Classroom work can give them a grounding in the realities behind borrowing, whether for a car, a house or student loans. Financial education should point out the fallacies and dangers of a lifetime habit of borrowing, credit and credit cards, as opposed to learning patience and delayed gratification skills that make it possible to save up and pay cash for the things they want, even big-ticket items.
They can also run some calculations and see how a little saving and investing over a lifetime can reap big benefits to provide for retirement. It teaches them to think and plan ahead so that they do not dig themselves into a financial hole or come to retirement with nothing to retire on. The earlier children and teens learn the realities of how money works, the sooner they can start planning to “tell their money where to go instead of wondering where it went,” as Ramsey likes to say.
The important thing is to lay a strong foundation in personal finance know-how so they can build on it for the future and be successful, rather than faltering at the gate. Philly.com reports that Principal John Chargois of Union High School in Tulsa, OK and business teacher Sandra Deiseroth from Horseheads, N.Y. both endorse the FoolProof financial education program as a rigorous and standards-based program that meets the requirements of Common Core. Dave Ramsey offers Foundations in Personal Finance as a comprehensive way of instilling the necessary financial skills in young people so that they thrive in the adult world and avoid the pitfalls that get so many into trouble.
No matter which curriculum is used, the bottom line is that parents and schools need to work together to strengthen and build up the personal finance savvy of teens before they are launched into independence.
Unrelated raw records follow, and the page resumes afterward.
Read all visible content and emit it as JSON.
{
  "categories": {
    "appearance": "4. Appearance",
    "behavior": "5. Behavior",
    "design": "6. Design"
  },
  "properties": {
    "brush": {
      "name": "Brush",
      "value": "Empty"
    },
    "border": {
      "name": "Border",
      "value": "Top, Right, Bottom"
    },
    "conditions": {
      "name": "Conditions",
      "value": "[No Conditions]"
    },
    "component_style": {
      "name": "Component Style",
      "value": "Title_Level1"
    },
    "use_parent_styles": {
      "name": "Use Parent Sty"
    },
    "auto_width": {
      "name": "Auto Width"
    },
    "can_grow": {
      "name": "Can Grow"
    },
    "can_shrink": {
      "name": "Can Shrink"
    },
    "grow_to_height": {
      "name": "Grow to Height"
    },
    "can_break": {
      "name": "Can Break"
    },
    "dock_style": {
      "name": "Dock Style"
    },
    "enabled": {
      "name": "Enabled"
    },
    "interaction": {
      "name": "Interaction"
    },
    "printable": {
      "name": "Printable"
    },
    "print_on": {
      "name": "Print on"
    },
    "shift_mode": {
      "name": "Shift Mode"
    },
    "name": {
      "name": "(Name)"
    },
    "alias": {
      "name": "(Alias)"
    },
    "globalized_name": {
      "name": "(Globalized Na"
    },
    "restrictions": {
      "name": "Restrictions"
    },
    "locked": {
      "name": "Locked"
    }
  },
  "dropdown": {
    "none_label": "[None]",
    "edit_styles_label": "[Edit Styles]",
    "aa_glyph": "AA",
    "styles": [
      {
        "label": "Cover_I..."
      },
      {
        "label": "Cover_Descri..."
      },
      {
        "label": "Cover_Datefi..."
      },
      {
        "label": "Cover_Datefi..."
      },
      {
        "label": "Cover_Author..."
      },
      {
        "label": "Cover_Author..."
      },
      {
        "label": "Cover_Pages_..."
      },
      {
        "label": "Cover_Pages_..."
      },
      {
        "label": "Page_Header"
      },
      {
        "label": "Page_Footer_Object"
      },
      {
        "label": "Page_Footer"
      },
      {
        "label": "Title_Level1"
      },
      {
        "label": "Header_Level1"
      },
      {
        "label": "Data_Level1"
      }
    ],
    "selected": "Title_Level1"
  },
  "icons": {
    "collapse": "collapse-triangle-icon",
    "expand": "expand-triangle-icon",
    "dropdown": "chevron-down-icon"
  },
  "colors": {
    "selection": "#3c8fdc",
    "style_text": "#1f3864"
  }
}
To send them out without a plan is dooming them to fail unnecessarily and repeat the mistakes they have seen others make because it seems like “the thing to do.” No one wants the heartache that comes at the end of that road and the best way to up the odds of a lifetime habit of successful financial management is to weave a correct understanding of money and how it works into their worldview from the beginning.
By Elinore Ruth Van Donge